··· Extracted data

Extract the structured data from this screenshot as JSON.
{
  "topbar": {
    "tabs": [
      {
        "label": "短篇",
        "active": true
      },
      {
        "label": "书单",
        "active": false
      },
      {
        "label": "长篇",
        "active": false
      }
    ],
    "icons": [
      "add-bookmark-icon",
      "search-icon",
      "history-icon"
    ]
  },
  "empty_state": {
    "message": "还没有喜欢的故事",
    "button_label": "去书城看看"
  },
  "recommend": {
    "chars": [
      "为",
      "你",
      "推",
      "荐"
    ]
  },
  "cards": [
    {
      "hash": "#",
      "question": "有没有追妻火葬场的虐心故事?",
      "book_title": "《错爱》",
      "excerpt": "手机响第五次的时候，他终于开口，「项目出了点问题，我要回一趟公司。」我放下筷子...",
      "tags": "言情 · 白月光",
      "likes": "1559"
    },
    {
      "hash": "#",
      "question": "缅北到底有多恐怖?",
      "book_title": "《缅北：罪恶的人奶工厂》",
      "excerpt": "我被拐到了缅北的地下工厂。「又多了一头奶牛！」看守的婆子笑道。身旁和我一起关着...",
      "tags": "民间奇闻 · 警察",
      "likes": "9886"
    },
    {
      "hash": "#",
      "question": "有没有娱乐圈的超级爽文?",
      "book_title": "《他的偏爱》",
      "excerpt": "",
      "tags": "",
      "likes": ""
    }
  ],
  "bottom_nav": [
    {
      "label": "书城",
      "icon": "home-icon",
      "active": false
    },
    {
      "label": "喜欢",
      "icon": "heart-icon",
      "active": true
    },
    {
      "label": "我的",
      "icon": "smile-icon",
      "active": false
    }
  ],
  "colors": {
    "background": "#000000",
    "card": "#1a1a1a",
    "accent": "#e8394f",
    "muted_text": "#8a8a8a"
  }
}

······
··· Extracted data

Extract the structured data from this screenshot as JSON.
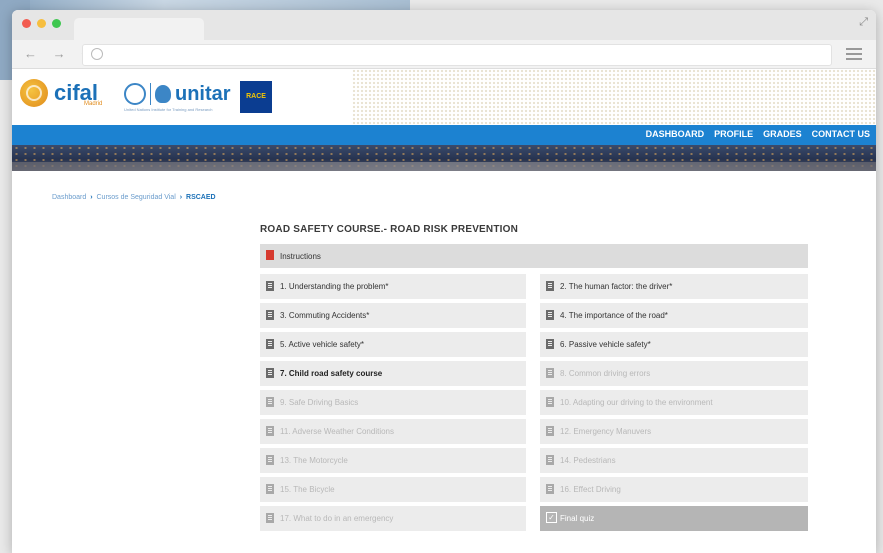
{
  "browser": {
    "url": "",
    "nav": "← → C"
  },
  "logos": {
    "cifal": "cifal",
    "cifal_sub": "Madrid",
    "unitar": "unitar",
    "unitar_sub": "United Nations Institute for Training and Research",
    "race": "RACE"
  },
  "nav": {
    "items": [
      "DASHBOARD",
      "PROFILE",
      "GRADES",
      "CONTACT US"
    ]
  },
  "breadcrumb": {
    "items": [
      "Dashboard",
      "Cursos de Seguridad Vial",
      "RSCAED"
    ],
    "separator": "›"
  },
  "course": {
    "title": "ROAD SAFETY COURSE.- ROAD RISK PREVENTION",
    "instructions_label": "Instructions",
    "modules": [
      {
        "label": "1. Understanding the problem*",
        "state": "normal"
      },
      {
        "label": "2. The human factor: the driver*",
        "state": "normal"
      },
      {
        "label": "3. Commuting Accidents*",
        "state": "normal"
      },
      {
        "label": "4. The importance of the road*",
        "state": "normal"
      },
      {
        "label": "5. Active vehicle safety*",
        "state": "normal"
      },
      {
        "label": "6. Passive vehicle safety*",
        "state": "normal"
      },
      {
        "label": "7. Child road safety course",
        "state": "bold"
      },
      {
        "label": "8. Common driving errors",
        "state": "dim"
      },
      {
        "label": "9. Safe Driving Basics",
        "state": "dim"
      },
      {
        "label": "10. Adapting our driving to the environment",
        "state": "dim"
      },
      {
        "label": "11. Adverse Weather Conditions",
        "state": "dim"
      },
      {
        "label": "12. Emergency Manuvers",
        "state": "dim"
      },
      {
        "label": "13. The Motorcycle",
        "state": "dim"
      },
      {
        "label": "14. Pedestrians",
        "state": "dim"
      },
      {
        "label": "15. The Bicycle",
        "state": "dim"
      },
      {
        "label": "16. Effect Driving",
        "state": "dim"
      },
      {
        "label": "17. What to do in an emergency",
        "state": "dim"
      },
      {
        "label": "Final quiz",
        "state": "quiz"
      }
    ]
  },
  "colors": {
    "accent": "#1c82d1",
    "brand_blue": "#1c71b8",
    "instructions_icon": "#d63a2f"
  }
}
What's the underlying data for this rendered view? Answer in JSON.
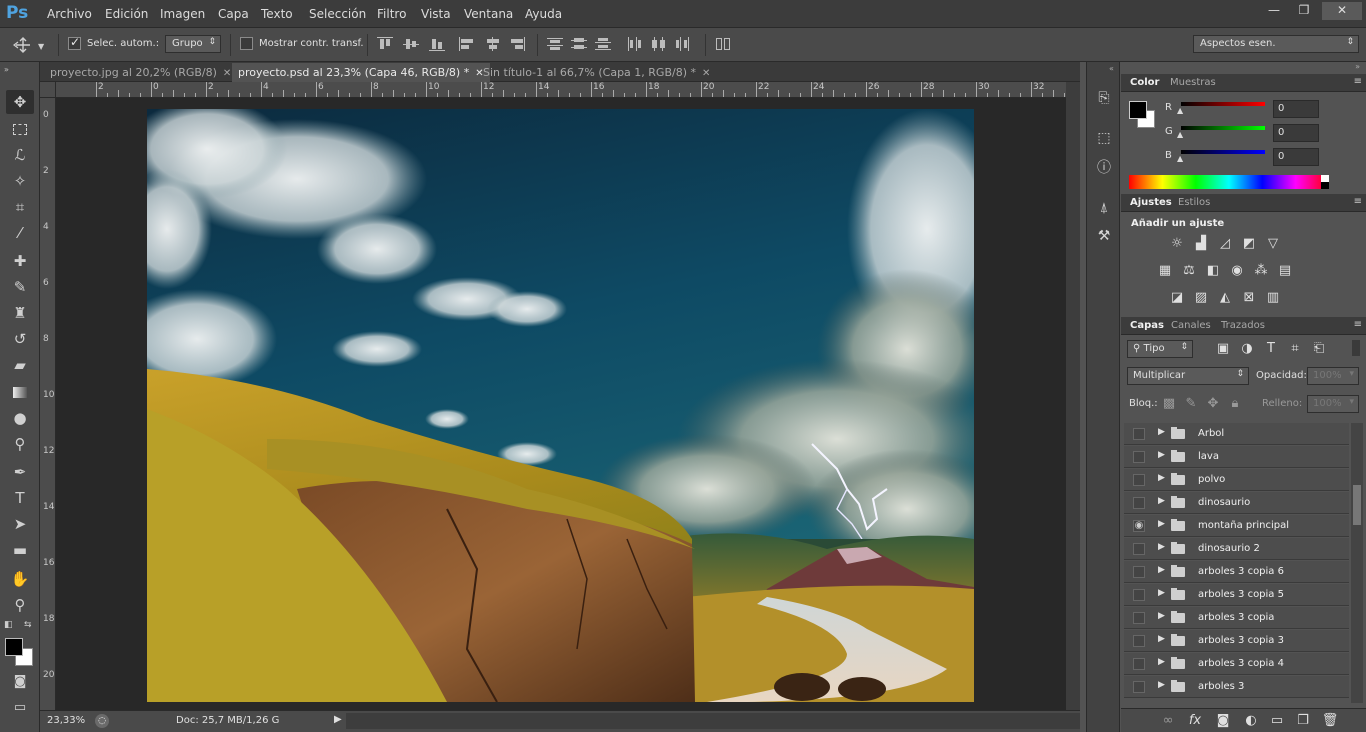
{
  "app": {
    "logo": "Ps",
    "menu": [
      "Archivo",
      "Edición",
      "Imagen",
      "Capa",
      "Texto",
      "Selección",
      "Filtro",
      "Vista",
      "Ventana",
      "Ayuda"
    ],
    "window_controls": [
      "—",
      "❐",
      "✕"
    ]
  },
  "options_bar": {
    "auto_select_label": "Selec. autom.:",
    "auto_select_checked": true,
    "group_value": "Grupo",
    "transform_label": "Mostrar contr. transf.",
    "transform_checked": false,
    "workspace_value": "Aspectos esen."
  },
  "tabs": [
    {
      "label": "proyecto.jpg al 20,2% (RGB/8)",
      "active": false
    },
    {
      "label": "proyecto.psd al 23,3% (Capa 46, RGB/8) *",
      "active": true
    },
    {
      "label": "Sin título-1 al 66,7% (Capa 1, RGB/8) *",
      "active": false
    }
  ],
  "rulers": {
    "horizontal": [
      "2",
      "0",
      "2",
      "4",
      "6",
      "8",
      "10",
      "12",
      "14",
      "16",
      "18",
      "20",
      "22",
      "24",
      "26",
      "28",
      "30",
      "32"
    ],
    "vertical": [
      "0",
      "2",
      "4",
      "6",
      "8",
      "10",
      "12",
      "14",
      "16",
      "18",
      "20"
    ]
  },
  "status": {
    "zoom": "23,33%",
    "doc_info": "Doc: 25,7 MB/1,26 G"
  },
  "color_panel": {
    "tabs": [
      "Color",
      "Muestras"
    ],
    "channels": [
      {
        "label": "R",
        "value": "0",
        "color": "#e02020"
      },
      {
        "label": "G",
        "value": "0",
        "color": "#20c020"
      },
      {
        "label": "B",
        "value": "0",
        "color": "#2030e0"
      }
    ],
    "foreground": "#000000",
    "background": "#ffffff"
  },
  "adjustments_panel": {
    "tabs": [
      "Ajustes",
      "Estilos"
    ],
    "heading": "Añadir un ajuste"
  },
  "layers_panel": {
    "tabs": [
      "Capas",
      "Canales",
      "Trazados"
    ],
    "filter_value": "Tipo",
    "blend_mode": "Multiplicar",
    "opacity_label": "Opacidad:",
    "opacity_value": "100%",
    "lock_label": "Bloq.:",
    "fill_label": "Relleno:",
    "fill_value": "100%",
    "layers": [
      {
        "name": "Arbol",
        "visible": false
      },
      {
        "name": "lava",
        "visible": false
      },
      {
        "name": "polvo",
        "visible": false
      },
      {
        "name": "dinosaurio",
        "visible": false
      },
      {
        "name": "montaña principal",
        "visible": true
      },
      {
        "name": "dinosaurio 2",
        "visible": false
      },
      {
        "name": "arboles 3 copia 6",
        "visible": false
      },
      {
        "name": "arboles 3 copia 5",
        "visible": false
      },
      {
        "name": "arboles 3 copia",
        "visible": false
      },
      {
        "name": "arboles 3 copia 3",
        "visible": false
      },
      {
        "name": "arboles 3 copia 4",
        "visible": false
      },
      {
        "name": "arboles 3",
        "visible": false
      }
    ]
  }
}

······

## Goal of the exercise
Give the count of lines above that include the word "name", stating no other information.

## Exercise response
12